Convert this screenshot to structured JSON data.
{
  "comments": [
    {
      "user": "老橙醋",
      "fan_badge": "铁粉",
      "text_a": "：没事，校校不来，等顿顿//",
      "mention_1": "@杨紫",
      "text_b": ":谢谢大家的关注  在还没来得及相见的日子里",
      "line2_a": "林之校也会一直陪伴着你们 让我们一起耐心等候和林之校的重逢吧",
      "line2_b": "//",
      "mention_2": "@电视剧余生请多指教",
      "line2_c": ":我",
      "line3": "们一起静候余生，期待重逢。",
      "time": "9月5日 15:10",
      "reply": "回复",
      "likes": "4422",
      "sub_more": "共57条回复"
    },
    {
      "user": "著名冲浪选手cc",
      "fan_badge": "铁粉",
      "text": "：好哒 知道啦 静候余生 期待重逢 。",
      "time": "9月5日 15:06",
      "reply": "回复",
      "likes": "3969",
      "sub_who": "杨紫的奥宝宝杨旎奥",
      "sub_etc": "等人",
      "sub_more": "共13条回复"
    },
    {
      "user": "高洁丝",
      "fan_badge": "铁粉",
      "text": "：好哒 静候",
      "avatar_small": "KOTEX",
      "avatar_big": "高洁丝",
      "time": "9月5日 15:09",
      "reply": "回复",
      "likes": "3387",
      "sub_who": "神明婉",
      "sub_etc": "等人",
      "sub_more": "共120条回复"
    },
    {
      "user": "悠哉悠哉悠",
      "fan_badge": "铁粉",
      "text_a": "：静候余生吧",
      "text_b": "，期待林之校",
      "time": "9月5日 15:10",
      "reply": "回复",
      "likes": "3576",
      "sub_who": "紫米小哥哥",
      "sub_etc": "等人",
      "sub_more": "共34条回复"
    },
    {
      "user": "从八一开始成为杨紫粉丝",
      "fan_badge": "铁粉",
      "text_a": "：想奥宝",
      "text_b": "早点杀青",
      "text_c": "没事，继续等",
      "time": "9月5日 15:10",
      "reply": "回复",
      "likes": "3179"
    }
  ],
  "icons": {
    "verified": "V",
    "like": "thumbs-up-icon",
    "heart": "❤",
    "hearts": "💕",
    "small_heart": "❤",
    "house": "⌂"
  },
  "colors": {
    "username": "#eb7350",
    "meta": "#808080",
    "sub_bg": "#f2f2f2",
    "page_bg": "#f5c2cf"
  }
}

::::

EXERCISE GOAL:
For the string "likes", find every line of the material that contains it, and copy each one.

OUTPUT FOR THIS TASK:
      "likes": "4422",
      "likes": "3969",
      "likes": "3387",
      "likes": "3576",
      "likes": "3179"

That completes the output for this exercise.